“Hedge funds and private equity firms have been used to facilitate transactions in support of fraud, transnational organized crime, and sanctions evasion,” the document says.

The FBI cites several examples of how this has taken place, including how an unidentified Mexican cartel operating out of California, paid individuals to open up hedge fund accounts. 

“The cartel laundered approximately US$1 million through the accounts each week and then withdrew the money to purchase gold,” the report said.

The document also details how a New York based hedge fund “received more than $100 million in wire transfers from an identified Russia-based company allegedly associated with Russian organized crime.”

As of April 2019, the report continues, a former partner of a major US law firm helped launder more than $400 million from a fraudulent cryptocurrency investment scheme, which took in the funds from financial institutions operating out of the Cayman Islands and Ireland. 

“The underlying source of funds, the perpetrator of the cryptocurrency scheme, was not disclosed to the bank during the initial due diligence review, according to open source reporting, and a human source with direct access,” the report said. 

The report also describes how in July of 2019, a representative of a US and UK based hedge fund proposed “using a series of shell corporations to purchase and sell prohibited items from sanctioned countries to the United States.

A recurring vulnerability in these cases is the anonymous nature of the described transactions, which are made possible by the fact that the United States does not require hedge funds or private equity funds to make disclosures that would help regulators and authorities identify the individuals that are exploiting US financial markets. 

As one chart in the document details, hedge funds and private equity funds do not have to submit information to regulators for its ‘anti-money laundering program’, ‘bank secrecy act filings’, or even ‘information sharing programs pursuant to the USA PATRIOT Act’, which are designed to help federal authorities track down domestic and foreign terrorists. 

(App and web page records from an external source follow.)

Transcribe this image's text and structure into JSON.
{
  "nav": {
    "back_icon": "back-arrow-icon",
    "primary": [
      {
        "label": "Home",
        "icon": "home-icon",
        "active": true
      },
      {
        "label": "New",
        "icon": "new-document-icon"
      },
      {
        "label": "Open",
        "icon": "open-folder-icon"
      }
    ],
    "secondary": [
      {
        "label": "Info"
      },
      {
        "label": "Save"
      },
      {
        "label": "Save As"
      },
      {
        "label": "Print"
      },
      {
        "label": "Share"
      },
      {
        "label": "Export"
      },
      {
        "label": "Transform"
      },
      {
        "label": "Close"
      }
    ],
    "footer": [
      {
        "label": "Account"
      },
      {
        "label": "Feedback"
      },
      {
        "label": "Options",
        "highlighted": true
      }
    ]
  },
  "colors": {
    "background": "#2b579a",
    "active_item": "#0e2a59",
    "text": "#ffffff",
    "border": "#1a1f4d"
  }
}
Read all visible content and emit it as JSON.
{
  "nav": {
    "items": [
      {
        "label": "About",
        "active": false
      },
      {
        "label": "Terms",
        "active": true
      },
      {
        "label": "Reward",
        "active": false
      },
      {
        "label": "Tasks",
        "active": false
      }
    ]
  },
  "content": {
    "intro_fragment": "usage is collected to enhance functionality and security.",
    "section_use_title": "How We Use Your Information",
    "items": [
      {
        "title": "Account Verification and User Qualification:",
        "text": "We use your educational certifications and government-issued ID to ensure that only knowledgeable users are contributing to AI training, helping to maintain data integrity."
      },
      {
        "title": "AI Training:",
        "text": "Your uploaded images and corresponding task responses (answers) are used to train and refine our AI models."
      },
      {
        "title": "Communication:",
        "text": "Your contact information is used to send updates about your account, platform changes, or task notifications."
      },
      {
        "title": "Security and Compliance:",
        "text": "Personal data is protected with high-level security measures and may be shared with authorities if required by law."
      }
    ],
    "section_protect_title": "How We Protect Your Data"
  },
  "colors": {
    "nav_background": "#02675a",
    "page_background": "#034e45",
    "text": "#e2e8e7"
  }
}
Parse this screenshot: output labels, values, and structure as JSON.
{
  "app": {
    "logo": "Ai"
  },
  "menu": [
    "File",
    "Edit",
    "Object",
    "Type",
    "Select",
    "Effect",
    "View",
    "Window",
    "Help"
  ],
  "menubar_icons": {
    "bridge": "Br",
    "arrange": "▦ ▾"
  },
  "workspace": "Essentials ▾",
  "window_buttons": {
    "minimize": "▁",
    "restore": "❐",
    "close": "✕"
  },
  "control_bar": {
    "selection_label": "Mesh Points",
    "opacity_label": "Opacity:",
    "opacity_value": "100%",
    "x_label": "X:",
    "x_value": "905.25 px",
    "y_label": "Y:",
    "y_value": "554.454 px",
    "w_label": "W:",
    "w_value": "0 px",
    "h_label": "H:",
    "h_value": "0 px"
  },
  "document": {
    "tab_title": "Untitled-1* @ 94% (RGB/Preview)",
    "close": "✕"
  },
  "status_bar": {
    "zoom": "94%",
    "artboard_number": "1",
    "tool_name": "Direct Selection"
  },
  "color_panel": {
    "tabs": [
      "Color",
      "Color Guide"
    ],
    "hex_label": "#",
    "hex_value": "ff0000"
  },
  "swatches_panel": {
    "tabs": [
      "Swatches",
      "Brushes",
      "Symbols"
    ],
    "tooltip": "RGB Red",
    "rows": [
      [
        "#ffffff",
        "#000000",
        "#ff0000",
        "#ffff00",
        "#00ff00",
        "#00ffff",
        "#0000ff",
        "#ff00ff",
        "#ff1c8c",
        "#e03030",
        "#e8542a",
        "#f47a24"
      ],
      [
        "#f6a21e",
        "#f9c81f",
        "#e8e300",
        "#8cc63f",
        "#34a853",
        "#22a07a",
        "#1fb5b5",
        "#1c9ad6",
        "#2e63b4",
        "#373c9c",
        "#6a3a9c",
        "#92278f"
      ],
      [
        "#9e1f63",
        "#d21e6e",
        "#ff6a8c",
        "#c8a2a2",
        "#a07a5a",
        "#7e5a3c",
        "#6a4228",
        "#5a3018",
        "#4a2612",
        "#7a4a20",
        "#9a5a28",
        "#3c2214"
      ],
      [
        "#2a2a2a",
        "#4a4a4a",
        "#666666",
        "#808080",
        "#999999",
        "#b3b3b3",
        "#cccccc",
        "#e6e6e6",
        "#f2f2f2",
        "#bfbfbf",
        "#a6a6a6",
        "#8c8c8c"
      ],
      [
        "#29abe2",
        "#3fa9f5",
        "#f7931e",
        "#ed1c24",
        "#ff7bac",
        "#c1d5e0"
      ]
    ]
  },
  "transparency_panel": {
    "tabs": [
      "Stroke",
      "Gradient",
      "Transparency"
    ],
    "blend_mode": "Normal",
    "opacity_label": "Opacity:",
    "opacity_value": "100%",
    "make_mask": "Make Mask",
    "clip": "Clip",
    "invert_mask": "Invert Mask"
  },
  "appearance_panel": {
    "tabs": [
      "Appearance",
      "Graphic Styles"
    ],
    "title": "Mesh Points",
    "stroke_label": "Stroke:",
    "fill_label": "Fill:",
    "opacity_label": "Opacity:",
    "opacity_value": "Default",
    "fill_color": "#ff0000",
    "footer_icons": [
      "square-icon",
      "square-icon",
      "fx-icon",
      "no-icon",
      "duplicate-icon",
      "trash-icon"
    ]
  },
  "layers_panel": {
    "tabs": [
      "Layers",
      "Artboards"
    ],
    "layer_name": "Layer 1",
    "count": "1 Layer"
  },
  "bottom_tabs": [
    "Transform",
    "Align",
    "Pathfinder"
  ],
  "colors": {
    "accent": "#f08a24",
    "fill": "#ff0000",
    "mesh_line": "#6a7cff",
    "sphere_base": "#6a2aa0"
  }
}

The FBI report also punctuates the need for the U.S. to pass legislation that would crack down on anonymous shell companies.

“Right now, if you are a corrupt dictator in a sketchy country and you want to hide money in the United States, you can go through legitimate channels to do so,” Gary Kalman, director of Transparency International’s US office told OCCRP

Lawyers and corporate formations agents, he explained, are under no obligation to disclose your identity to US authorities, or even ask who is setting up a company in the first place.

Many hope that these blatant vulnerabilities in the U.S. financial system will lead to legislative action that will help crack down on the current loopholes that have helped enable nefarious and illicit economic activity.  

On Monday, the U.S. House of Representatives passed with overwhelming bipartisan support a measure that would update anti-money laundering laws and effectively put an end to anonymous US shell companies.

This passage of the bill marks the second time that the house has voted to update the US’ lagging anti-money laundering protections, explained Clark Gascoigne, interim executive director of the Financial Accountability and Corporate Transparency (FACT) Coalition, who also stated his hope that this would lead to a change that “virtually every national security and law enforcement official” would support. 

“After more than a decade of debate and inaction in Washington to bring anti-money laundering protections into the modern era, 2020 now presents an historic opportunity to improve our anti-money laundering rules, better protect local communities and companies from the harms caused by criminal and corrupt activity, and ensure the integrity of our financial system,” he said.